Brief:
Omit the images, then output each of the records below exactly.

(Element data from apps and pages)
┌──

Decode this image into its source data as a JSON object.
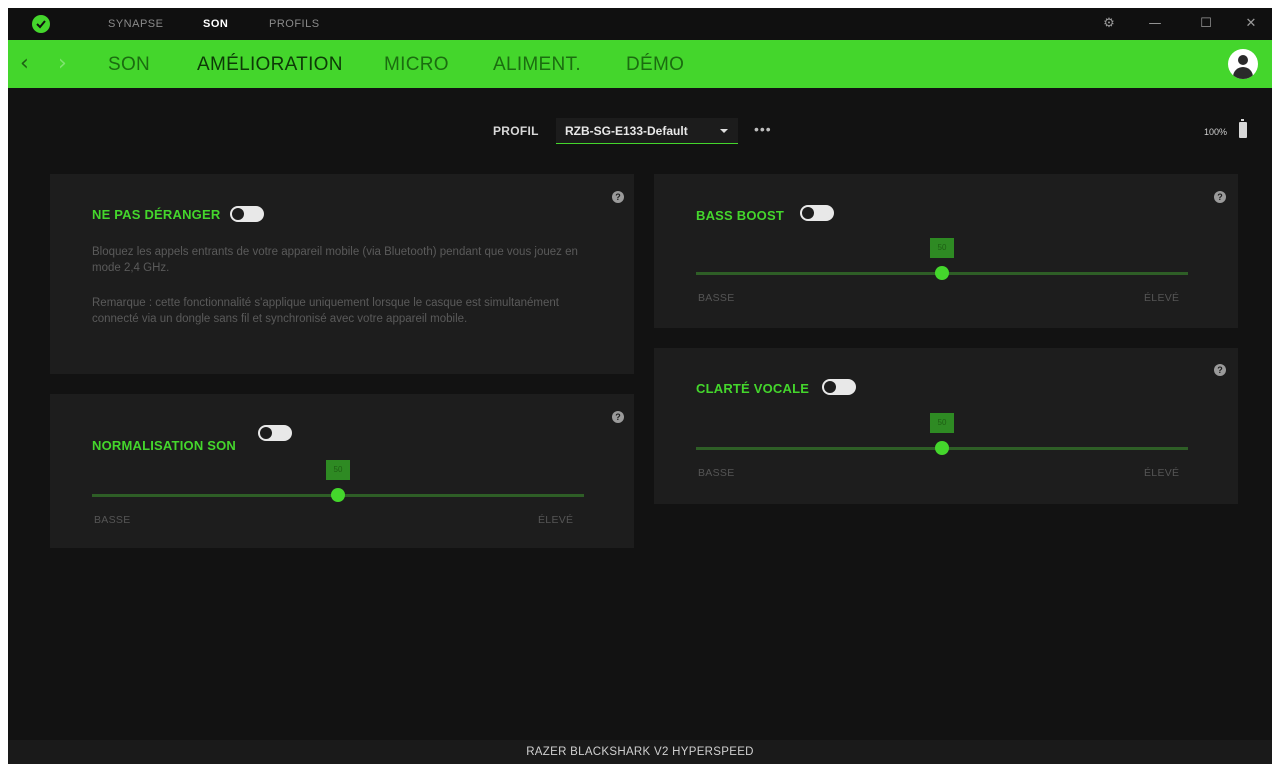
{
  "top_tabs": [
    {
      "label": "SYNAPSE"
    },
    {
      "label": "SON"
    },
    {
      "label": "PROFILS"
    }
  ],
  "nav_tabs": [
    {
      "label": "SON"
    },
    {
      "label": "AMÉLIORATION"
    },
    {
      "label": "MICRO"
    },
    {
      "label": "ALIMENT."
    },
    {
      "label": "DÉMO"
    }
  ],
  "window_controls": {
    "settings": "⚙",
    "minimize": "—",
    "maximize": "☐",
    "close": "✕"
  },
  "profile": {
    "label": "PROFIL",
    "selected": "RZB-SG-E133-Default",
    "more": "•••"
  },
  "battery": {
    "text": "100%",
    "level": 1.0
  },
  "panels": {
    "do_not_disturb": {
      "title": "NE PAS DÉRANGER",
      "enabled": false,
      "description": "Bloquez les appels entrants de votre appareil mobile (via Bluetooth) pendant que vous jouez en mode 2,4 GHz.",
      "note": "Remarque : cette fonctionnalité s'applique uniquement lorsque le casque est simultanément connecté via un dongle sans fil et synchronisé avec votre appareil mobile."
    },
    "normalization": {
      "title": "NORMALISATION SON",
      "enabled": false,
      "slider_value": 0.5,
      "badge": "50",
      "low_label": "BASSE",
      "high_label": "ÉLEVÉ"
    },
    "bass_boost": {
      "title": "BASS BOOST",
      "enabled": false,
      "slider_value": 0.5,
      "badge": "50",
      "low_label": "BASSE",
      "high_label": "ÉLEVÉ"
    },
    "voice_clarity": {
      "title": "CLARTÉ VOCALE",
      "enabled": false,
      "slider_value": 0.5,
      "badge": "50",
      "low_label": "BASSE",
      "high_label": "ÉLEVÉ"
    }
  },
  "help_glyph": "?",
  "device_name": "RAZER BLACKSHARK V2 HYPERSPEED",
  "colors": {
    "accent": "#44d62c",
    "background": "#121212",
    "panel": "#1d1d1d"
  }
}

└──

Answer box:
Decode this image into its source data as a JSON object.
{
  "top_tabs": [
    {
      "label": "SYNAPSE"
    },
    {
      "label": "SON"
    },
    {
      "label": "PROFILS"
    }
  ],
  "nav_tabs": [
    {
      "label": "SON"
    },
    {
      "label": "AMÉLIORATION"
    },
    {
      "label": "MICRO"
    },
    {
      "label": "ALIMENT."
    },
    {
      "label": "DÉMO"
    }
  ],
  "window_controls": {
    "settings": "⚙",
    "minimize": "—",
    "maximize": "☐",
    "close": "✕"
  },
  "profile": {
    "label": "PROFIL",
    "selected": "RZB-SG-E133-Default",
    "more": "•••"
  },
  "battery": {
    "text": "100%",
    "level": 1.0
  },
  "panels": {
    "do_not_disturb": {
      "title": "NE PAS DÉRANGER",
      "enabled": false,
      "description": "Bloquez les appels entrants de votre appareil mobile (via Bluetooth) pendant que vous jouez en mode 2,4 GHz.",
      "note": "Remarque : cette fonctionnalité s'applique uniquement lorsque le casque est simultanément connecté via un dongle sans fil et synchronisé avec votre appareil mobile."
    },
    "normalization": {
      "title": "NORMALISATION SON",
      "enabled": false,
      "slider_value": 0.5,
      "badge": "50",
      "low_label": "BASSE",
      "high_label": "ÉLEVÉ"
    },
    "bass_boost": {
      "title": "BASS BOOST",
      "enabled": false,
      "slider_value": 0.5,
      "badge": "50",
      "low_label": "BASSE",
      "high_label": "ÉLEVÉ"
    },
    "voice_clarity": {
      "title": "CLARTÉ VOCALE",
      "enabled": false,
      "slider_value": 0.5,
      "badge": "50",
      "low_label": "BASSE",
      "high_label": "ÉLEVÉ"
    }
  },
  "help_glyph": "?",
  "device_name": "RAZER BLACKSHARK V2 HYPERSPEED",
  "colors": {
    "accent": "#44d62c",
    "background": "#121212",
    "panel": "#1d1d1d"
  }
}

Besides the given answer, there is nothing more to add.